Serbia, officially the Republic of Serbia, is a state situated at the crossroads of Central and Southeast Europe, covering the southern part of the Pannonian Plain and the central Balkans. Relative to its small territory, it is a diverse country distinguished by a transitional character, situated along cultural, geographic, climatic and other boundaries. For centuries straddling the boundaries between East and West, the territory of Serbia had been divided among the Eastern and Western halves of the Roman Empire; then between Byzantium and the Kingdom of Hungary; and in the Early modern period between the Ottoman Empire and the Habsburg Empire. These overlapping influences have resulted in cultural varieties throughout Serbia; its north leans to the profile of Central Europe, while the south is characteristic of the wider Balkans and even the Mediterranean. There are 377 protected areas of Serbia, encompassing 4,947 square kilometers or 6.4% of the country. Those protected areas include 5 national parks such as Djerdap, Tara, Kopaonik, Fruska Gora and Sar Mountain, 15 nature parks, 15 "landscapes of outstanding features", 61 nature reserves, and 81 natural monuments. Serbia numbers around 7 million residents and its capital, Belgrade, ranks among the largest cities in Southeast Europe
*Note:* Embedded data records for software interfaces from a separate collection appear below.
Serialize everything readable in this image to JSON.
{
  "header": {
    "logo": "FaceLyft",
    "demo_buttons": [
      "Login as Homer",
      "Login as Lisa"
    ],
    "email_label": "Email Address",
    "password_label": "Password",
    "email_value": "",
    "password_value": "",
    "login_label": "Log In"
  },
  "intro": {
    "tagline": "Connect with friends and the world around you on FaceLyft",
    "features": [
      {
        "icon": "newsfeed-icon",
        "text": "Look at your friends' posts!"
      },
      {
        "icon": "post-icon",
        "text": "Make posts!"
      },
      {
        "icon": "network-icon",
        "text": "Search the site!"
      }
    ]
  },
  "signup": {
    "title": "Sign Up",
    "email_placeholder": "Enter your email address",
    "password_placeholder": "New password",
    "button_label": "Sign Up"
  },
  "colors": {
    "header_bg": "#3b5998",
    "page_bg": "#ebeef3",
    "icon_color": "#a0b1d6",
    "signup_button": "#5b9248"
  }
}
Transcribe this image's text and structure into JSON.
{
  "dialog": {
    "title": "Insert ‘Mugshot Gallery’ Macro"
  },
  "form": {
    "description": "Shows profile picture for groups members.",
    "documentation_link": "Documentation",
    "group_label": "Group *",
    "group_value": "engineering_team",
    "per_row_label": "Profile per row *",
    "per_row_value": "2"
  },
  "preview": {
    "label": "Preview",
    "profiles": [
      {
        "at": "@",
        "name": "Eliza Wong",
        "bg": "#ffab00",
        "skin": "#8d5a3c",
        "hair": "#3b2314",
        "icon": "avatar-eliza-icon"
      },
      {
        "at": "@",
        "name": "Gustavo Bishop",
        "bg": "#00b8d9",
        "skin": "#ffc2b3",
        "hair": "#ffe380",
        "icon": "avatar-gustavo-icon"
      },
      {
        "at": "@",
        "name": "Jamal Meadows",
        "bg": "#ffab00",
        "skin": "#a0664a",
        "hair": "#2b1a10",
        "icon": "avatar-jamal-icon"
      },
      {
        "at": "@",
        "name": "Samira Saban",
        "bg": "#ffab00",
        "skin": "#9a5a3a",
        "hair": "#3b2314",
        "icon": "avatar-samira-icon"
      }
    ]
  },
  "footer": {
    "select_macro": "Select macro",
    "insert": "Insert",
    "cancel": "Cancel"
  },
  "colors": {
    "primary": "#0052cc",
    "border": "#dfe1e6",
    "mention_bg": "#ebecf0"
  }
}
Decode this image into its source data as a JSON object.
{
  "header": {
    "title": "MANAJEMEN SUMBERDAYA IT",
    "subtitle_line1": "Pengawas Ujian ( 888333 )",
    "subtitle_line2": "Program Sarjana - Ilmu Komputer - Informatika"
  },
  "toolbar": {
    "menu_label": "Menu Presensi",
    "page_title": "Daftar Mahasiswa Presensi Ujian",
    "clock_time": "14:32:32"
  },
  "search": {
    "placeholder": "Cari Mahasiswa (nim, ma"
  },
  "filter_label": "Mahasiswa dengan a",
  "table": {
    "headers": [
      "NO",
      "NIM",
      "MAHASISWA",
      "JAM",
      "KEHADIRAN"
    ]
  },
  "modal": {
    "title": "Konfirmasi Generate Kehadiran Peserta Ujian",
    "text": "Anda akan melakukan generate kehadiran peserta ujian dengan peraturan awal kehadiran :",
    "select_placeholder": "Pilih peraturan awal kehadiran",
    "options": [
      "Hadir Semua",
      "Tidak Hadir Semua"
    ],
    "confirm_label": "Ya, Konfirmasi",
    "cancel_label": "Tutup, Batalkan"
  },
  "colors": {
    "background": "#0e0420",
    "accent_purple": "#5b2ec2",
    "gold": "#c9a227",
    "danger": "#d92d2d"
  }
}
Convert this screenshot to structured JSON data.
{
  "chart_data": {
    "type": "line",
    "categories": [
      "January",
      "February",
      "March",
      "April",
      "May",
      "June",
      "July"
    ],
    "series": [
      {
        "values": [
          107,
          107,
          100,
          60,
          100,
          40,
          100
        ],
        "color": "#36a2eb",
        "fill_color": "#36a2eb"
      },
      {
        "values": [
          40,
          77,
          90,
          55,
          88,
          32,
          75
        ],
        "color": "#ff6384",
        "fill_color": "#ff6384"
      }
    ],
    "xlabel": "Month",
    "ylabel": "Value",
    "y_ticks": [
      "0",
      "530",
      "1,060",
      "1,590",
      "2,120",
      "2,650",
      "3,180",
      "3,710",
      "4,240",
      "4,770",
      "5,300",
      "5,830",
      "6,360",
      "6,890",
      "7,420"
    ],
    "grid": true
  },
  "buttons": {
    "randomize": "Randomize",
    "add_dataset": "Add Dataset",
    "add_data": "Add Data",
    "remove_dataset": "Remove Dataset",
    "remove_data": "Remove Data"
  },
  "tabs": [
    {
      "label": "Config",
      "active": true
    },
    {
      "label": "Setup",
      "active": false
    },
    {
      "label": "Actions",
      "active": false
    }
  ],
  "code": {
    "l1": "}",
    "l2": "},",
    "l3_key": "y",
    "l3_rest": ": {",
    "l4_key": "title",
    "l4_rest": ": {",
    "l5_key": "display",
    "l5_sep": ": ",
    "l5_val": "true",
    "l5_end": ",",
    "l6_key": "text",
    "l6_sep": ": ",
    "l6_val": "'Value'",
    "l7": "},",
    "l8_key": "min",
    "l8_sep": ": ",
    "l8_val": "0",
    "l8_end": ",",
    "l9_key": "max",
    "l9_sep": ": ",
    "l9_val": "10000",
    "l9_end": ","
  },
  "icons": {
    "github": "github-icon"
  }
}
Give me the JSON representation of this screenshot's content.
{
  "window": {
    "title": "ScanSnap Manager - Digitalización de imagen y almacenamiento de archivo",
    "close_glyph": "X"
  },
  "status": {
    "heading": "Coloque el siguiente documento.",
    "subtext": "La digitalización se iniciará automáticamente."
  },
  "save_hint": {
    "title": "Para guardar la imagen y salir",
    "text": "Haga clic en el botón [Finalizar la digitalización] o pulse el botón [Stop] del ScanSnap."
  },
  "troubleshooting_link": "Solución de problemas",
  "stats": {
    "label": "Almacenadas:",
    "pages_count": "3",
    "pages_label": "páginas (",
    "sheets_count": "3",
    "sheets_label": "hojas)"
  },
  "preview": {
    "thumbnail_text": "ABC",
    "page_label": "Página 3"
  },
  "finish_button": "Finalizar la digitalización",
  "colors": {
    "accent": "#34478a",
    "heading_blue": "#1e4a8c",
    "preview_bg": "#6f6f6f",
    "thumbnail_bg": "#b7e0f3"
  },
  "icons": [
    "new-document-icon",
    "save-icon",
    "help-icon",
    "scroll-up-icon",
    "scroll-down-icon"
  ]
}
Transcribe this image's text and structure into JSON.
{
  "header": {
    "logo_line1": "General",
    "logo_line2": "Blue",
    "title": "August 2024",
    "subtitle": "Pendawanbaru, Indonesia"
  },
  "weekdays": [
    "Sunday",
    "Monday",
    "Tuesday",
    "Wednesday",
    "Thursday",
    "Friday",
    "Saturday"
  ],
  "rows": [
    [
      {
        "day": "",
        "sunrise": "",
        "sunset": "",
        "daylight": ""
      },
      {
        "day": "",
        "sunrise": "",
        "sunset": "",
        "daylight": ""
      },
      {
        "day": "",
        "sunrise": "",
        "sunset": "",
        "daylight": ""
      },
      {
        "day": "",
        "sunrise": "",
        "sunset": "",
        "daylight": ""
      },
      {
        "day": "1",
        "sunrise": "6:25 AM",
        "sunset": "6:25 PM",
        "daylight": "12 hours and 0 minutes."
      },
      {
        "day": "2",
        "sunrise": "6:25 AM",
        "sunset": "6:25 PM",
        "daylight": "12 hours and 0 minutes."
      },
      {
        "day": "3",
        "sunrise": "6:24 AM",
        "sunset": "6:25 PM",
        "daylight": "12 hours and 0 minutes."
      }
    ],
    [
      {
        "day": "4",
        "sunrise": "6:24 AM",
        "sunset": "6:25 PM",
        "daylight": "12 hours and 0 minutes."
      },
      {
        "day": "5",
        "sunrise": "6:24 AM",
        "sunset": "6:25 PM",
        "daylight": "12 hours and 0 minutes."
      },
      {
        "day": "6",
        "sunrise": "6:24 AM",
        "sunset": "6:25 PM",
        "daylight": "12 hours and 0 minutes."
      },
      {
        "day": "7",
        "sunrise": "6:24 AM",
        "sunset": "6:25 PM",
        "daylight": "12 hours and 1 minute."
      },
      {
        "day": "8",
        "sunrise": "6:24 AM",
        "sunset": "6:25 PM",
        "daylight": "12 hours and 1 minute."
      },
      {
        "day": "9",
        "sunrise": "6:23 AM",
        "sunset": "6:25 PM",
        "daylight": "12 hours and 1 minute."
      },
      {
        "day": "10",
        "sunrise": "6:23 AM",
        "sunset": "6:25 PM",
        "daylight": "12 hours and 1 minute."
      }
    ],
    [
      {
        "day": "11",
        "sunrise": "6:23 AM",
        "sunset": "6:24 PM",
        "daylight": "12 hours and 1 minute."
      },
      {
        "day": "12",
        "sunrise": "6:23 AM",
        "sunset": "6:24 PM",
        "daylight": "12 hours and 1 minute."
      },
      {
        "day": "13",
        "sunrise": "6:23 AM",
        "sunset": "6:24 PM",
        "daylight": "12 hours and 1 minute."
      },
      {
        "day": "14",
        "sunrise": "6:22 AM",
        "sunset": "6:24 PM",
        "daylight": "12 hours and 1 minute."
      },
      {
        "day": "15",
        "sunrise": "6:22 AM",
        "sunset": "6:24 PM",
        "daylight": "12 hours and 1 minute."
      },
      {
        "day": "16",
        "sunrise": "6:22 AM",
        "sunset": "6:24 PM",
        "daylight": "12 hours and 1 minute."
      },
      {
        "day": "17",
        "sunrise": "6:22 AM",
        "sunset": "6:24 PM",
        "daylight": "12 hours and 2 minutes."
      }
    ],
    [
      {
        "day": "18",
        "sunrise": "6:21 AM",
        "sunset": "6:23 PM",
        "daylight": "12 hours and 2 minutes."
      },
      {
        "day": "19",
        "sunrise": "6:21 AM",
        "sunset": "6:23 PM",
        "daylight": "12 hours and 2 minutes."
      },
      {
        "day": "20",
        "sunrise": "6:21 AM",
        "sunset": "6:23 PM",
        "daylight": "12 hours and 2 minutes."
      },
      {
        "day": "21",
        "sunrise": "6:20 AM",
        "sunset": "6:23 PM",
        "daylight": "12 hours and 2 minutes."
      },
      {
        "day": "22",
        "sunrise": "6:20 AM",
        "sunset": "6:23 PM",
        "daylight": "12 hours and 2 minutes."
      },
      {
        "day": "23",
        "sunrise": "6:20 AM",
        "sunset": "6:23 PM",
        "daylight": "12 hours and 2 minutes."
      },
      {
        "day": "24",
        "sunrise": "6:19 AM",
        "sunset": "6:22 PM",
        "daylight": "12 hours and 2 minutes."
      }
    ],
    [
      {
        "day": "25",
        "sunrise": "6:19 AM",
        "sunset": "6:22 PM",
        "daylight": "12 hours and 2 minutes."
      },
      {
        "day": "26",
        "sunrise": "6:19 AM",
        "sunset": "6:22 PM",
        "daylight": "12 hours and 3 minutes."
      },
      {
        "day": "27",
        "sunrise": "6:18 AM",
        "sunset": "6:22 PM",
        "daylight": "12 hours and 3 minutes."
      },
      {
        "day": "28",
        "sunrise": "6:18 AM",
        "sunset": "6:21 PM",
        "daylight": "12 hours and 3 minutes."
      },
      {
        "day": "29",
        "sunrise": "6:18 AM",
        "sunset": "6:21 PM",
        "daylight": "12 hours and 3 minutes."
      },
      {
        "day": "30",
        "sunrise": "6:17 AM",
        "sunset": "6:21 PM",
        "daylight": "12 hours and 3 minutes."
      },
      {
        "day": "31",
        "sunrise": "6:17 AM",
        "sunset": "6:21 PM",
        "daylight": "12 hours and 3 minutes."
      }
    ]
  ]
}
Belgrade lies 116.75 metres above sea level and is located at the confluence of the Danube and Sava rivers. The historical core of Belgrade, Kalemegdan, lies on the right banks of both rivers. Since the 19th century, the city has been expanding to the south and east; after World War II, Novi Beograd (New Belgrade) was built on the left bank of the Sava river, connecting Belgrade with Zemun. The city has an urban area of 360 square kilometres, while together with its metropolitan area it covers 3,223 km2. On the right bank of the Sava, central Belgrade has a hilly terrain, while the highest point of Belgrade proper is Torlak hill at 303 m. The mountains of Avala (511 m) and Kosmaj (628 m) lie south of the city. Across the Sava and Danube, the land is mostly flat, consisting of alluvial plains and loessial plateaus.

Belgrade hosts many annual international cultural events, including the Film Festival, Theatre Festival, Summer Festival, Music Festival, Book Fair, Eurovision Song Contest 2008, and the Beer Fest. The Nobel Prize winning author Ivo Andrić wrote his most famous work, The Bridge on the Drina, in Belgrade. Other prominent Belgrade authors include Branislav Nušić, Miloš Crnjanski, Borislav Pekić, Milorad Pavić and Meša Selimović. Internationally prominent artists from Belgrade: Marina Abramović and Milovan Destil Marković.

The historic areas and buildings of Belgrade are among the city's primary attractions. They include Skadarlija, the National Museum and adjacent National Theatre, Zemun, Nikola Pašić Square, Terazije, Students' Square, the Kalemegdan Fortress, Knez Mihailova Street, the Parliament, the Church of Saint Sava, and the Old Palace. On top of this, there are many parks, monuments, museums, cafés, restaurants and shops on both sides of the river. The hilltop Avala Monument and Avala Tower offer views over the city.